╔══

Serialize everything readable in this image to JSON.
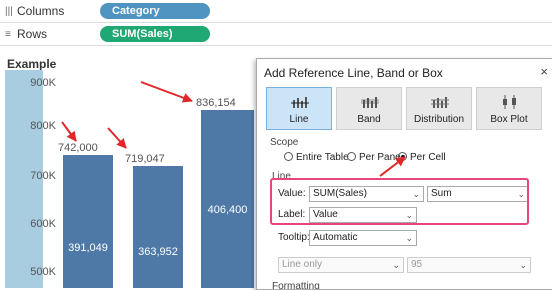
{
  "shelves": {
    "columns": {
      "label": "Columns",
      "pill": "Category"
    },
    "rows": {
      "label": "Rows",
      "pill": "SUM(Sales)"
    }
  },
  "view": {
    "title": "Example",
    "y_ticks": [
      "900K",
      "800K",
      "700K",
      "600K",
      "500K"
    ],
    "bars": [
      {
        "inner": "",
        "label": ""
      },
      {
        "inner": "391,049",
        "label": "742,000"
      },
      {
        "inner": "363,952",
        "label": "719,047"
      },
      {
        "inner": "406,400",
        "label": "836,154"
      }
    ]
  },
  "dialog": {
    "title": "Add Reference Line, Band or Box",
    "close": "×",
    "types": [
      "Line",
      "Band",
      "Distribution",
      "Box Plot"
    ],
    "scope": {
      "label": "Scope",
      "options": [
        "Entire Table",
        "Per Pane",
        "Per Cell"
      ],
      "selected": "Per Cell"
    },
    "line_section": "Line",
    "value_label": "Value:",
    "value_field": "SUM(Sales)",
    "value_agg": "Sum",
    "label_label": "Label:",
    "label_value": "Value",
    "tooltip_label": "Tooltip:",
    "tooltip_value": "Automatic",
    "line_mode": "Line only",
    "line_pct": "95",
    "formatting": "Formatting"
  },
  "colors": {
    "bar": "#4e79a7",
    "highlight": "#e8457a",
    "arrow": "#e0282a",
    "pill_columns": "#4f94c0",
    "pill_rows": "#1fa873"
  }
}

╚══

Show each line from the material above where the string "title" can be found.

* **Answer for the task**:
    "title": "Example",
    "title": "Add Reference Line, Band or Box",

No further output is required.